# Applying the Learning Curve Theory

Applying the Learning Curve Theory
OPS/571
Applying the Learning Curve Theory
The fundamental thought behind the learning curve theory is the improvement in the performance of a process due to repetition of tasks executed by individuals or organizations over and over again. According to Chase, Jacobs, and Aquilano (2006), the learning curve theory is based on three assumptions as follows:
1. The amount of time required to complete a given task or unit of a product will be less each time the task is undertaken
2. The unit time will decrease at a decreasing rate
3. The reduction in time will follow a predictable pattern

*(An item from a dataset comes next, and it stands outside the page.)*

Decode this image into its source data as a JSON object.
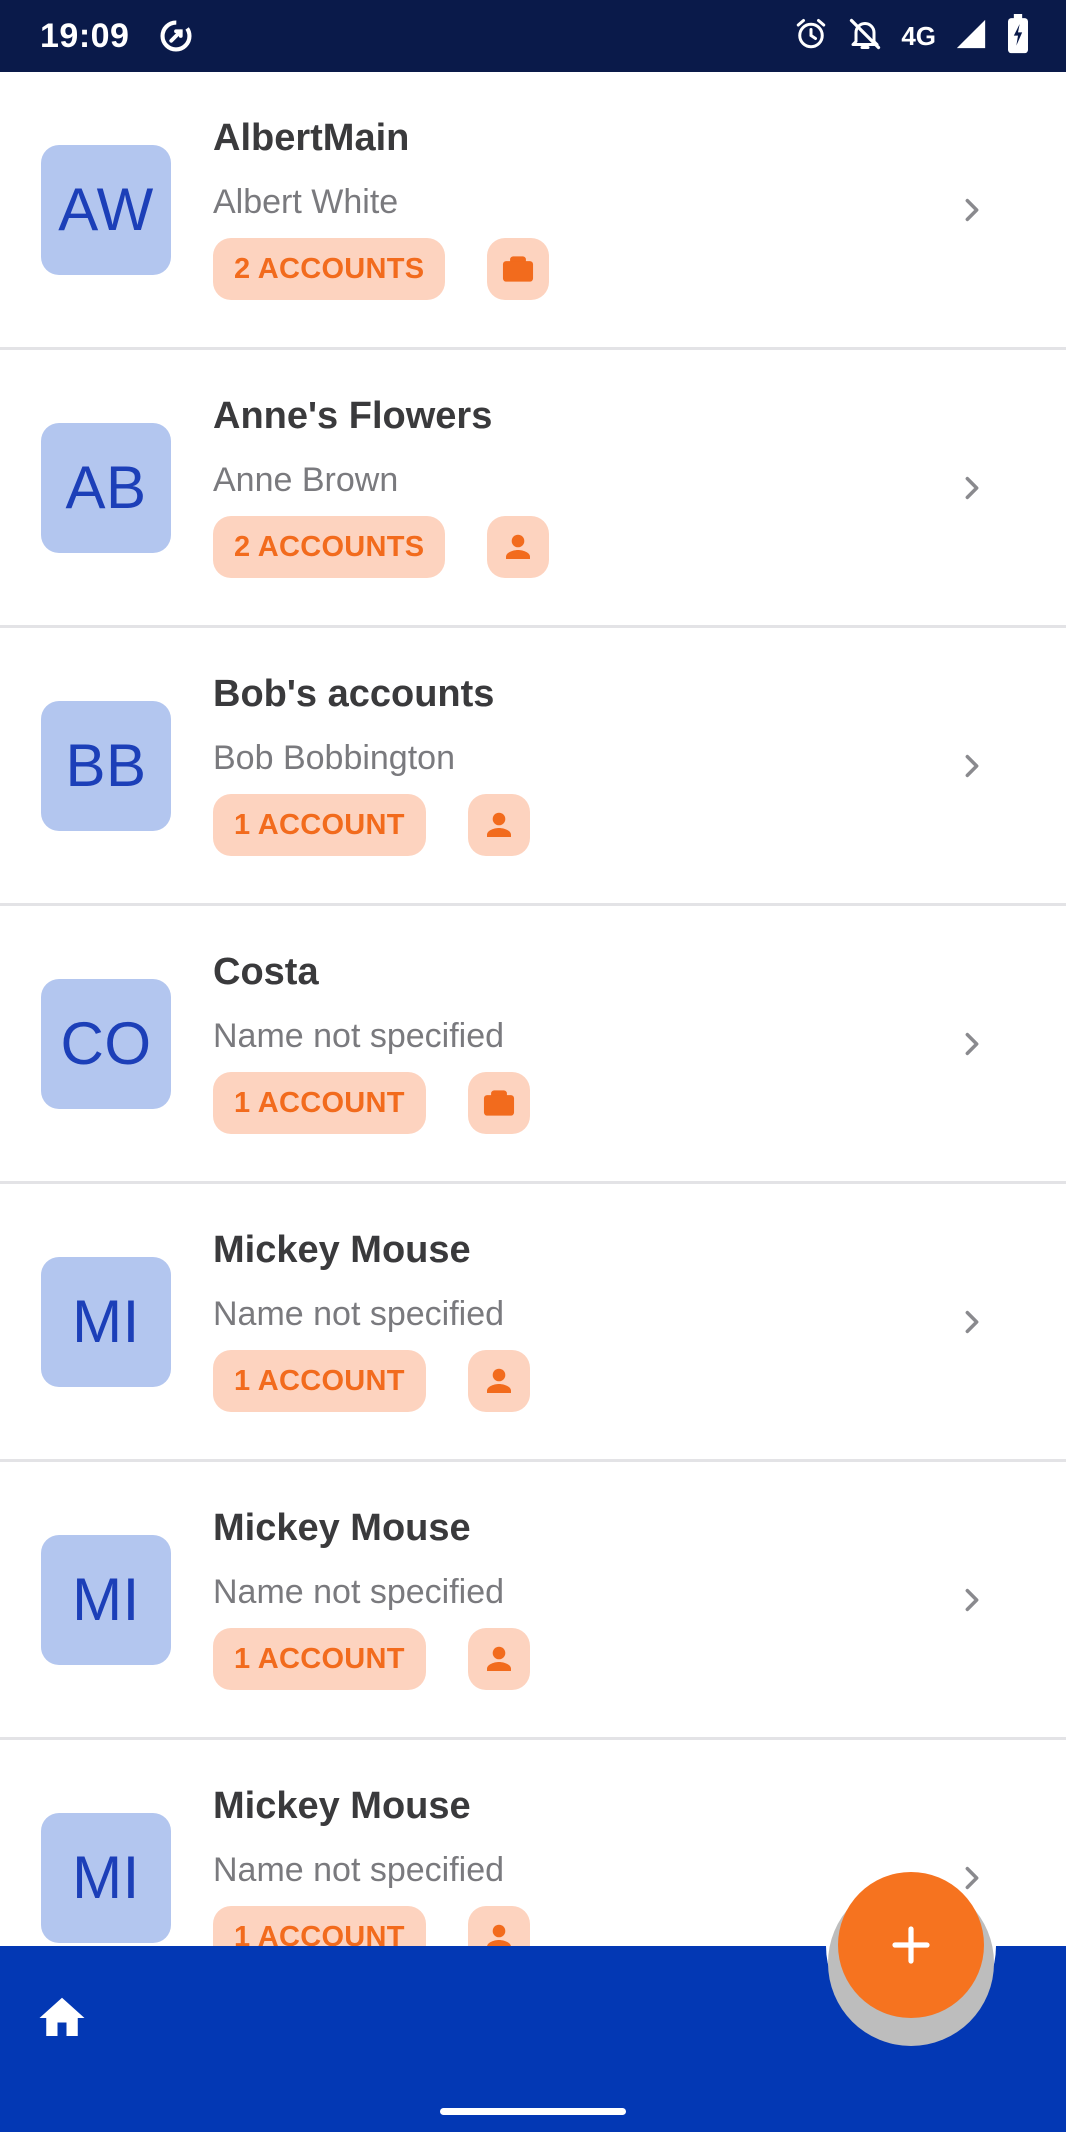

The Pizza Store Layout simulation utilizes the family-owned Mario’s Pizzeria to demonstrate the learning curve theory. In this simulation, the goal is to reduce the waiting time in the restaurant by optimizing the processes for the peak time in the restaurant to maximize the benefits. The learning curve would play a critical role here, taking into consideration the training time that will go into implementing methods that will reduce wait time and improve productivity. These methods include the purchase of the new automatic order taking system Menu Point and the new Plax Ovens.
Learning Curve Concepts to Test Alternative Process
In order to maximize the benefits and optimize the peak time processes, the first few weeks were spent observing the operations of the restaurant in order to improve the amount of time spent waiting in the queue at Mario’s Pizzeria. The process performance data for the performance metrics identified in the Pizza Store Layout Simulation is as follows:

Scenario Number | Weeks | Customers for Group of 2 | Customers for Group of 4 | Average Wait Time (Min) | Average Queue Length | Profit |
1 | 0 | 70 | 106 | 11.67 | 3.21 | 1054 |
2 | 1-2 | 71 | 105 | 6.46 | 2.56 | 1120 |
3 | 3-4 | 72 | 104 | 5.38 | 2.58 | 1509 |
4 | 5-6 | 67 | 109 | 4.34 | 2.46 | 1665 |
5 | 7-8 | 91 | 148 | 3.15 | 2.81 | 2061...